STS has worked alongside and grappled with the theories, practices, and scholarly identities of ethics. This panel examines encounters between STS and ethics across time with the aim to build common ground between these traditions in the making of just human-technology futures.

Long Abstract:

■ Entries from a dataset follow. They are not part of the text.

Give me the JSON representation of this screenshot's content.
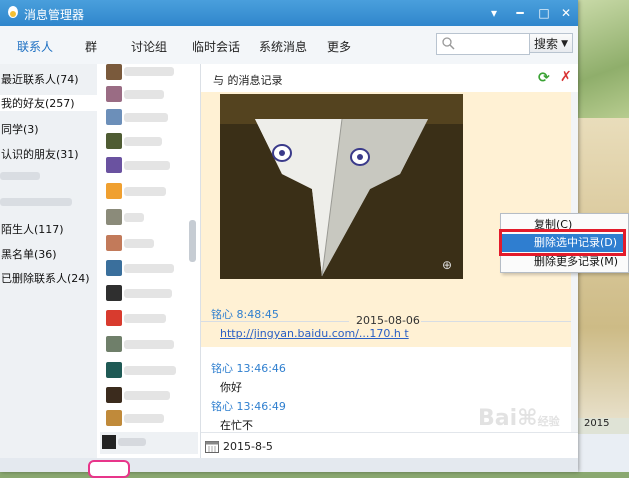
{
  "window": {
    "title": "消息管理器"
  },
  "tabs": [
    {
      "label": "联系人"
    },
    {
      "label": "群"
    },
    {
      "label": "讨论组"
    },
    {
      "label": "临时会话"
    },
    {
      "label": "系统消息"
    },
    {
      "label": "更多"
    }
  ],
  "search": {
    "placeholder": "",
    "button_label": "搜索"
  },
  "groups": [
    {
      "label": "最近联系人(74)"
    },
    {
      "label": "我的好友(257)"
    },
    {
      "label": "同学(3)"
    },
    {
      "label": "认识的朋友(31)"
    },
    {
      "label": "陌生人(117)"
    },
    {
      "label": "黑名单(36)"
    },
    {
      "label": "已删除联系人(24)"
    }
  ],
  "chat": {
    "header": "与          的消息记录",
    "date_separator": "2015-08-06",
    "messages": [
      {
        "sender": "铭心 8:48:45",
        "text": "http://jingyan.baidu.com/...170.h t"
      },
      {
        "sender": "铭心 13:46:46",
        "text": "你好"
      },
      {
        "sender": "铭心 13:46:49",
        "text": "在忙不"
      }
    ],
    "footer_date": "2015-8-5"
  },
  "context_menu": {
    "items": [
      {
        "label": "复制(C)"
      },
      {
        "label": "删除选中记录(D)"
      },
      {
        "label": "删除更多记录(M)"
      }
    ]
  },
  "background_app": {
    "date": "2015"
  },
  "colors": {
    "accent": "#2f86cc",
    "highlight": "#2f7ed0",
    "annotation": "#e31b2b"
  }
}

Since its earliest days, STS has worked alongside and grappled with its relationship to the theories, practices, and scholarly identities of ethics. Expanding the understanding of ethics' role in the context of science and technology, STS scholarship has contributed to the analysis of S&T ethical practices as modes of expertise and forms of governance. Meanwhile, central STS concepts and frameworks such as co-production, sociotechnical imaginaries, and ANT have contributed to empirically more nuanced understandings of the central concerns of moral philosophy, such as human agency, responsibility, and visions of the good. This panel invites papers that investigate relations between STS and realms of theory and practice known as "ethics" broadly construed (including: traditions of Western moral philosophy, critical ethical theories such as feminist care ethics, narrative ethics, and post-colonial and cosmopolitan ethics, empirical modes of ethical inquiry in moral anthropology and moral psychology, institutionalized modes of distributive justice, and applied ethics initiatives disseminated in technoscientific practice and pedagogy). What are the formative sites of encounter between ethics and STS across time? How do we characterize the contemporary relationship between STS and ethics? How can encounters between STS and ethics generate experimental modalities of normativity? How might these encounters engage in both critical inquiry and construction? How can STS and ethics, recognizing and respecting their differences, contribute towards the contemporary need—amidst urgent challenges—to foster situated encounters on common ground? How might these modes of inquiry make the move from spaces of situated, interpersonal encounters to normative political projects of transformation in technoscientific societies?

Accepted contributions:

Session 1
Session 2